A. The Embassy has a staff of about 17 and the Sri Lankan diaspora registered is 30,000. We expect this to double in the next five years with the SSW program. Our staff has not changed for the past nine years.

We use technology to stay connected and provide information of our activities through the Sri Lankan Embassy website and Facebook page. The latter has over 32,000 followers from 2,000 when I assumed office. We give updates on quarantiningand visa requirements every week Japan is gradually opening up for students and business people. We communicate all the updates using the latest technology. Our website was revamped and upgraded during my tenure. For the first time, the Ambassador’s email is public so that anyone can reach me and they will get a response within 24 hours.

We are also engaging with Japanese Buddhist temples to support Sri Lankan temples in the villages. This is not only a part of my official duties but also my personal mission too.

Q. How did the Embassy obtain support from Japan for Sri Lanka’s Covid control measures?

A. In April this year, we raised Rs. 50 million for Sri Lanka. This is the highest amount raised in one time by any Ambassador. We identified 14 Government hospitals, got their needs list and identified the commonly needed equipment. We spoke to the vendors and negotiated the prices. We deposited the money directly to vendors while the volunteer staff in Sri Lanka coordinated the donations to hospitals.
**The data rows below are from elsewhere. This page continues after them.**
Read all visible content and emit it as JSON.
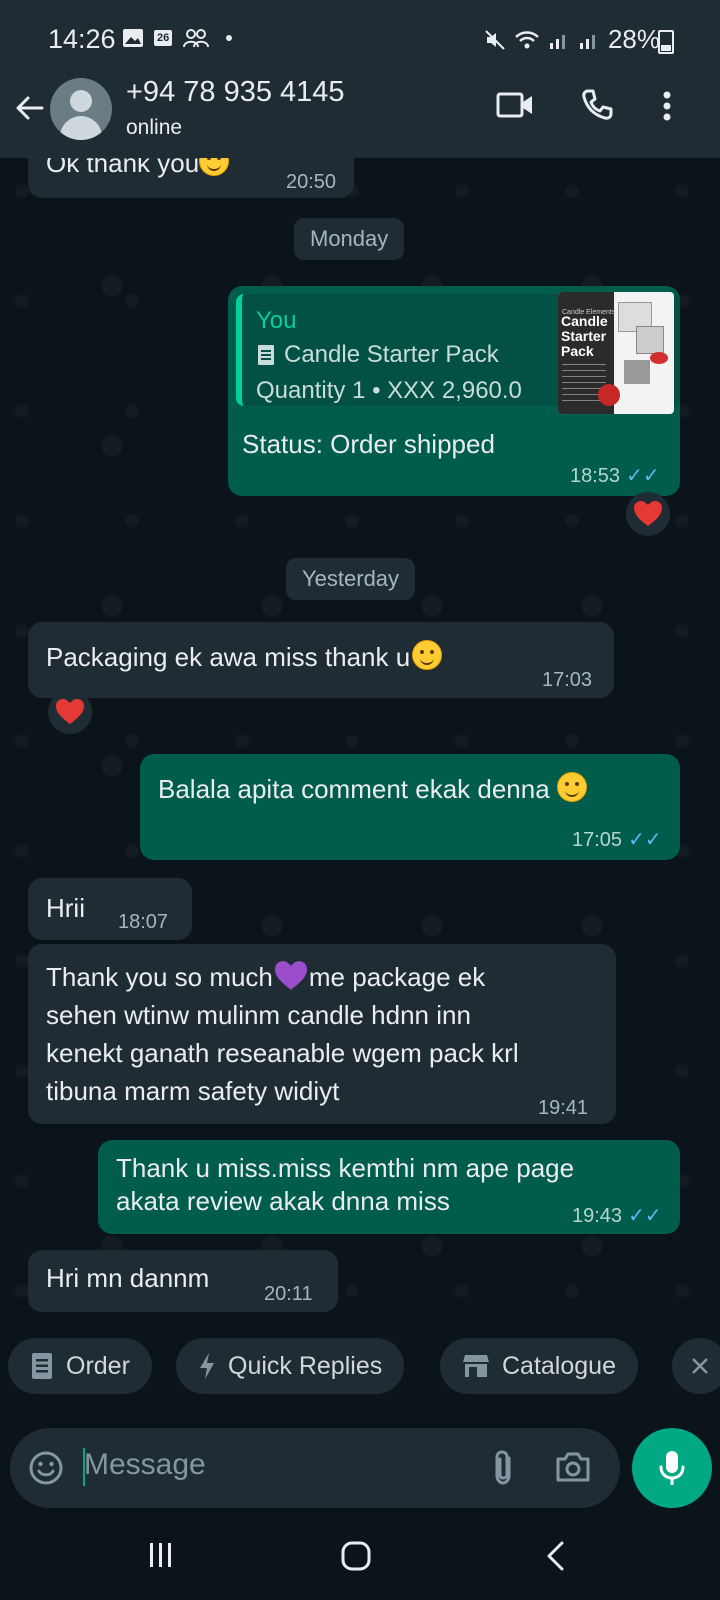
{
  "status_bar": {
    "time": "14:26",
    "notif_badge": "26",
    "battery": "28%"
  },
  "header": {
    "contact": "+94 78 935 4145",
    "status": "online"
  },
  "messages": [
    {
      "kind": "in",
      "text": "Ok thank you",
      "time": "20:50"
    },
    {
      "kind": "date",
      "text": "Monday"
    },
    {
      "kind": "order",
      "quote_author": "You",
      "product": "Candle Starter Pack",
      "quantity": "Quantity 1 • XXX 2,960.0",
      "thumb_brand": "Candle Elements",
      "thumb_title": "Candle Starter Pack",
      "text": "Status: Order shipped",
      "time": "18:53",
      "reaction": "heart"
    },
    {
      "kind": "date",
      "text": "Yesterday"
    },
    {
      "kind": "in",
      "text": "Packaging ek awa miss thank u",
      "time": "17:03",
      "reaction": "heart"
    },
    {
      "kind": "out",
      "text": "Balala apita comment ekak denna",
      "time": "17:05"
    },
    {
      "kind": "in",
      "text": "Hrii",
      "time": "18:07"
    },
    {
      "kind": "in",
      "lines": [
        "Thank you so much",
        "me package ek",
        "sehen wtinw mulinm candle hdnn inn",
        "kenekt ganath reseanable wgem pack krl",
        "tibuna marm safety widiyt"
      ],
      "time": "19:41"
    },
    {
      "kind": "out",
      "lines": [
        "Thank u miss.miss kemthi nm ape page",
        "akata review akak dnna miss"
      ],
      "time": "19:43"
    },
    {
      "kind": "in",
      "text": "Hri mn dannm",
      "time": "20:11"
    }
  ],
  "chips": [
    "Order",
    "Quick Replies",
    "Catalogue"
  ],
  "input": {
    "placeholder": "Message"
  },
  "colors": {
    "header": "#1f2c34",
    "incoming": "#1f2c34",
    "outgoing": "#005c4b",
    "accent": "#00a884",
    "read_ticks": "#53bdeb"
  }
}
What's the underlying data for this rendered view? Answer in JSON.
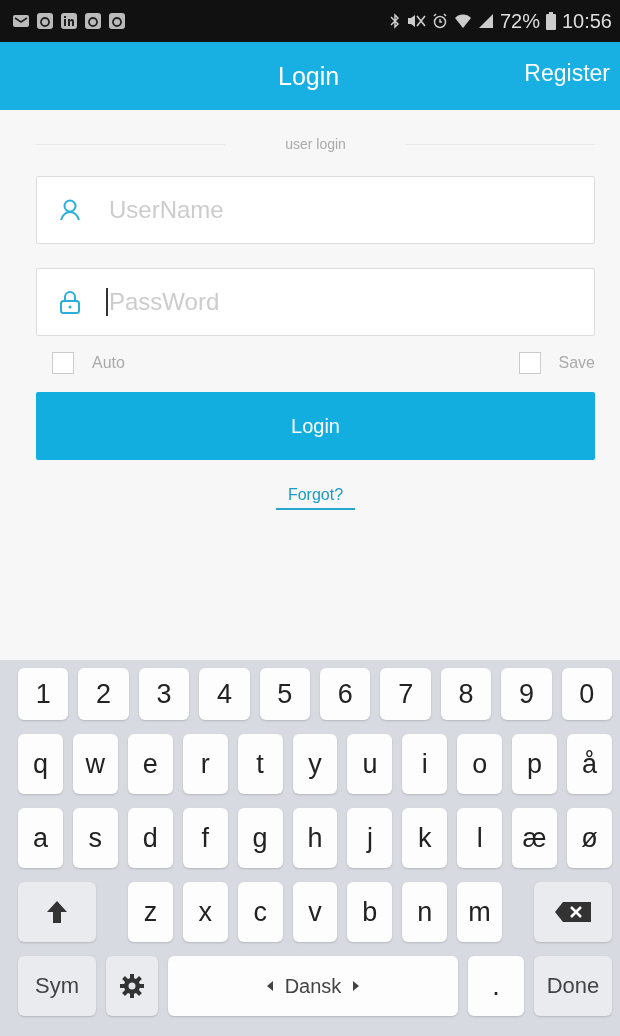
{
  "status_bar": {
    "battery": "72%",
    "time": "10:56"
  },
  "header": {
    "title": "Login",
    "action": "Register"
  },
  "form": {
    "section_label": "user login",
    "fields": [
      {
        "kind": "user",
        "placeholder": "UserName",
        "focused": false
      },
      {
        "kind": "password",
        "placeholder": "PassWord",
        "focused": true
      }
    ],
    "options": [
      {
        "label": "Auto",
        "checked": false
      },
      {
        "label": "Save",
        "checked": false
      }
    ],
    "submit": "Login",
    "forgot_link": "Forgot?"
  },
  "keyboard": {
    "rows": [
      {
        "keys": [
          {
            "kind": "char",
            "label": "1"
          },
          {
            "kind": "char",
            "label": "2"
          },
          {
            "kind": "char",
            "label": "3"
          },
          {
            "kind": "char",
            "label": "4"
          },
          {
            "kind": "char",
            "label": "5"
          },
          {
            "kind": "char",
            "label": "6"
          },
          {
            "kind": "char",
            "label": "7"
          },
          {
            "kind": "char",
            "label": "8"
          },
          {
            "kind": "char",
            "label": "9"
          },
          {
            "kind": "char",
            "label": "0"
          }
        ]
      },
      {
        "keys": [
          {
            "kind": "char",
            "label": "q"
          },
          {
            "kind": "char",
            "label": "w"
          },
          {
            "kind": "char",
            "label": "e"
          },
          {
            "kind": "char",
            "label": "r"
          },
          {
            "kind": "char",
            "label": "t"
          },
          {
            "kind": "char",
            "label": "y"
          },
          {
            "kind": "char",
            "label": "u"
          },
          {
            "kind": "char",
            "label": "i"
          },
          {
            "kind": "char",
            "label": "o"
          },
          {
            "kind": "char",
            "label": "p"
          },
          {
            "kind": "char",
            "label": "å"
          }
        ]
      },
      {
        "keys": [
          {
            "kind": "char",
            "label": "a"
          },
          {
            "kind": "char",
            "label": "s"
          },
          {
            "kind": "char",
            "label": "d"
          },
          {
            "kind": "char",
            "label": "f"
          },
          {
            "kind": "char",
            "label": "g"
          },
          {
            "kind": "char",
            "label": "h"
          },
          {
            "kind": "char",
            "label": "j"
          },
          {
            "kind": "char",
            "label": "k"
          },
          {
            "kind": "char",
            "label": "l"
          },
          {
            "kind": "char",
            "label": "æ"
          },
          {
            "kind": "char",
            "label": "ø"
          }
        ]
      },
      {
        "keys": [
          {
            "kind": "shift"
          },
          {
            "kind": "char",
            "label": "z"
          },
          {
            "kind": "char",
            "label": "x"
          },
          {
            "kind": "char",
            "label": "c"
          },
          {
            "kind": "char",
            "label": "v"
          },
          {
            "kind": "char",
            "label": "b"
          },
          {
            "kind": "char",
            "label": "n"
          },
          {
            "kind": "char",
            "label": "m"
          },
          {
            "kind": "backspace"
          }
        ]
      },
      {
        "keys": [
          {
            "kind": "function",
            "label": "Sym"
          },
          {
            "kind": "settings"
          },
          {
            "kind": "space",
            "label": "Dansk"
          },
          {
            "kind": "char",
            "label": "."
          },
          {
            "kind": "function",
            "label": "Done"
          }
        ]
      }
    ]
  }
}
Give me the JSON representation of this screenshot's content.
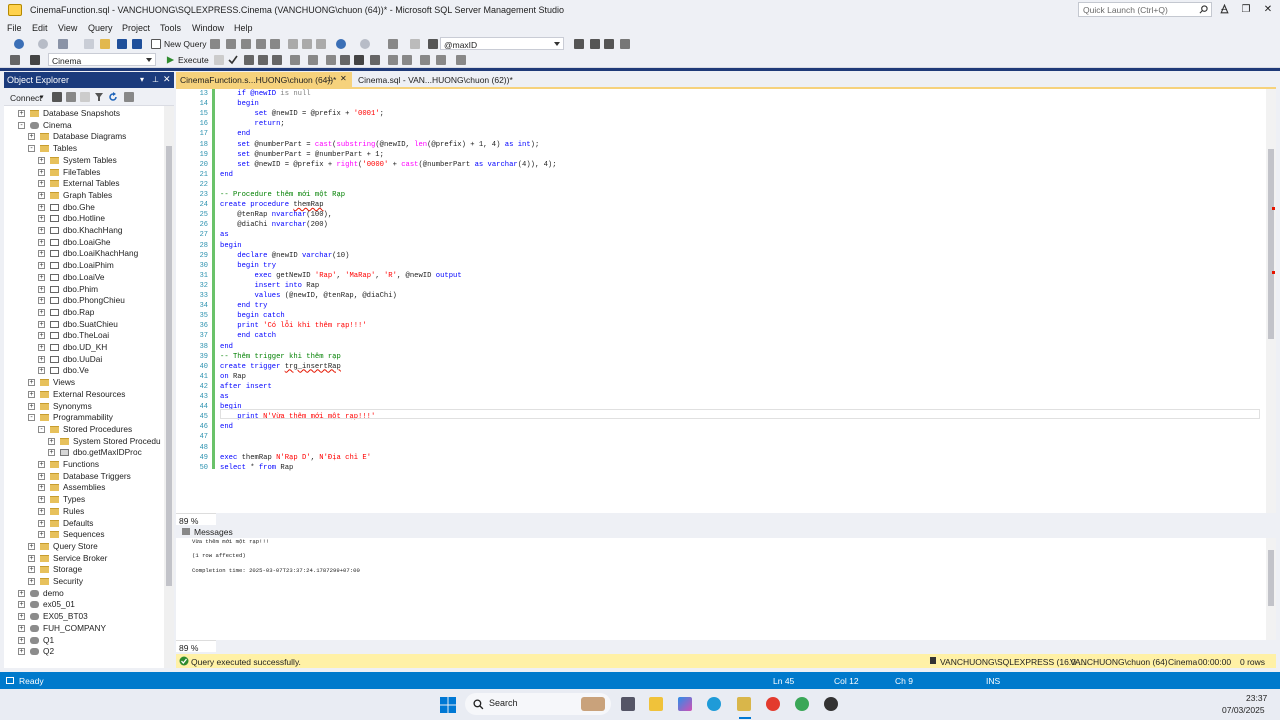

Early this year, I learnt that Japan had paid for twice the number of vaccinations needed for their country. They had made large deposits to manufactures so that their entire country was covered. So they had double the vaccinations needed. I knew about this and received guidance from our President and Prime Minister to get the relevant request letter from the Government of Sri Lanka.

The letter said that we are ready to purchase 600,000 vaccines to administer as the second dose. After the letter went through the usual channels, I coordinated with the Japanese Government to expedite the process, sending them reminders every week about the humanitarian crisis that Sri Lanka is facing and giving them updates on Covid numbers.

This was the time when the LRT project was cancelled and Sri Lanka didn’t receive much priority from the Japanese. But under the President’s directives, I continued engagement with them and urged to support Sri Lanka in the hour of need. After several weeks, they finally heeded the request and decided, not to sell 1.45 billion vaccines but give them to Sri Lanka free. The value of the vaccines was US$ 30 million, enough to cover mission expenses for the next 12 years! This major achievement was possible due to the President’s directives on foreign policy and the hard work of our mission.

Q. What lessons can be learnt from Japan in our path to progress?

A. Japan is a unique country for the discipline of the people, and their respect for the rule of law. It doesn’t even have to be the law. For example, during the quarantine period, government instructions were strictly followed.

People respect each other. Whatever the job they do, big or small, they do it with their head held high. This is what we can learn from Japan that will serve our nation well.